**Task statement**
Print the listing in full, exactly as it stands.

**Given information**
════════

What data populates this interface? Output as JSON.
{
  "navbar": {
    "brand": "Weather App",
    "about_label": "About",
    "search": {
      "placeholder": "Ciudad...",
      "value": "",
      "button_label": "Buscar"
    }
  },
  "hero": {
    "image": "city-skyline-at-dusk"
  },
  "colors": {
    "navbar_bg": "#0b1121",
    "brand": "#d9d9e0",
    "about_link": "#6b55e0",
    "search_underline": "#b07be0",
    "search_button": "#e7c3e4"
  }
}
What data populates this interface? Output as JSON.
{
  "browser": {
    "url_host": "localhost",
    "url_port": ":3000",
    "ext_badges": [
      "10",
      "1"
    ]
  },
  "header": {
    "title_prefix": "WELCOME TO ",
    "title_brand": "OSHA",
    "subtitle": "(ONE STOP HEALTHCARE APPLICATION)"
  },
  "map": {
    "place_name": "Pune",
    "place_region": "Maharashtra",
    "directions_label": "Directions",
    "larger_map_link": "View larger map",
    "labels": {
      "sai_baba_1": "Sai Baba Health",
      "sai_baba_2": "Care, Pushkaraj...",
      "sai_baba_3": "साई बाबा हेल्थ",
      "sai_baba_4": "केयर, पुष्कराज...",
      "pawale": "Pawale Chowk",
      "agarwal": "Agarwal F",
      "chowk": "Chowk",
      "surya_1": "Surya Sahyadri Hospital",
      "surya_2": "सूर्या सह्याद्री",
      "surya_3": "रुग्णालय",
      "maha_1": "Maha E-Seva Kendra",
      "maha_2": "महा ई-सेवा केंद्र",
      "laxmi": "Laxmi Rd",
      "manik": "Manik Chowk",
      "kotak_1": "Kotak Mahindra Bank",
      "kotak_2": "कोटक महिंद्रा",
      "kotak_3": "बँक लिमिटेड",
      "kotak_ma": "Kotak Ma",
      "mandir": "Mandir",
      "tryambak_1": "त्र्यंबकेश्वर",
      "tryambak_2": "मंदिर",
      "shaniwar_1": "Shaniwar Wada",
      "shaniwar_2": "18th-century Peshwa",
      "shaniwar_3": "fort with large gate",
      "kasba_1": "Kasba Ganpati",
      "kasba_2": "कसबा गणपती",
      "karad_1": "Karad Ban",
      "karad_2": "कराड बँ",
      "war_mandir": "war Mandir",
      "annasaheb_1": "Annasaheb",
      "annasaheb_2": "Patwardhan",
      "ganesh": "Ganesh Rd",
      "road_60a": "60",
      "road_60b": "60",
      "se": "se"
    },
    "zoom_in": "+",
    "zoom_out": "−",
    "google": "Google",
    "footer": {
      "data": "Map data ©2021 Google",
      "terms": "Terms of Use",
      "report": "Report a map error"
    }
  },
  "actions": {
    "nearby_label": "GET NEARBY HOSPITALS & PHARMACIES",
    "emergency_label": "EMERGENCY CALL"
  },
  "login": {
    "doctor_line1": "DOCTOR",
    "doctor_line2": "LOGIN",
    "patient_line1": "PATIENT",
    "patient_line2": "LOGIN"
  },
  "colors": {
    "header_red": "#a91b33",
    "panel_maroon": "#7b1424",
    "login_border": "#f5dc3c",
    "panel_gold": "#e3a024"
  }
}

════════

**Output for this exercise**
What data populates this interface? Output as JSON.
{
  "navbar": {
    "brand": "Weather App",
    "about_label": "About",
    "search": {
      "placeholder": "Ciudad...",
      "value": "",
      "button_label": "Buscar"
    }
  },
  "hero": {
    "image": "city-skyline-at-dusk"
  },
  "colors": {
    "navbar_bg": "#0b1121",
    "brand": "#d9d9e0",
    "about_link": "#6b55e0",
    "search_underline": "#b07be0",
    "search_button": "#e7c3e4"
  }
}
What data populates this interface? Output as JSON.
{
  "browser": {
    "url_host": "localhost",
    "url_port": ":3000",
    "ext_badges": [
      "10",
      "1"
    ]
  },
  "header": {
    "title_prefix": "WELCOME TO ",
    "title_brand": "OSHA",
    "subtitle": "(ONE STOP HEALTHCARE APPLICATION)"
  },
  "map": {
    "place_name": "Pune",
    "place_region": "Maharashtra",
    "directions_label": "Directions",
    "larger_map_link": "View larger map",
    "labels": {
      "sai_baba_1": "Sai Baba Health",
      "sai_baba_2": "Care, Pushkaraj...",
      "sai_baba_3": "साई बाबा हेल्थ",
      "sai_baba_4": "केयर, पुष्कराज...",
      "pawale": "Pawale Chowk",
      "agarwal": "Agarwal F",
      "chowk": "Chowk",
      "surya_1": "Surya Sahyadri Hospital",
      "surya_2": "सूर्या सह्याद्री",
      "surya_3": "रुग्णालय",
      "maha_1": "Maha E-Seva Kendra",
      "maha_2": "महा ई-सेवा केंद्र",
      "laxmi": "Laxmi Rd",
      "manik": "Manik Chowk",
      "kotak_1": "Kotak Mahindra Bank",
      "kotak_2": "कोटक महिंद्रा",
      "kotak_3": "बँक लिमिटेड",
      "kotak_ma": "Kotak Ma",
      "mandir": "Mandir",
      "tryambak_1": "त्र्यंबकेश्वर",
      "tryambak_2": "मंदिर",
      "shaniwar_1": "Shaniwar Wada",
      "shaniwar_2": "18th-century Peshwa",
      "shaniwar_3": "fort with large gate",
      "kasba_1": "Kasba Ganpati",
      "kasba_2": "कसबा गणपती",
      "karad_1": "Karad Ban",
      "karad_2": "कराड बँ",
      "war_mandir": "war Mandir",
      "annasaheb_1": "Annasaheb",
      "annasaheb_2": "Patwardhan",
      "ganesh": "Ganesh Rd",
      "road_60a": "60",
      "road_60b": "60",
      "se": "se"
    },
    "zoom_in": "+",
    "zoom_out": "−",
    "google": "Google",
    "footer": {
      "data": "Map data ©2021 Google",
      "terms": "Terms of Use",
      "report": "Report a map error"
    }
  },
  "actions": {
    "nearby_label": "GET NEARBY HOSPITALS & PHARMACIES",
    "emergency_label": "EMERGENCY CALL"
  },
  "login": {
    "doctor_line1": "DOCTOR",
    "doctor_line2": "LOGIN",
    "patient_line1": "PATIENT",
    "patient_line2": "LOGIN"
  },
  "colors": {
    "header_red": "#a91b33",
    "panel_maroon": "#7b1424",
    "login_border": "#f5dc3c",
    "panel_gold": "#e3a024"
  }
}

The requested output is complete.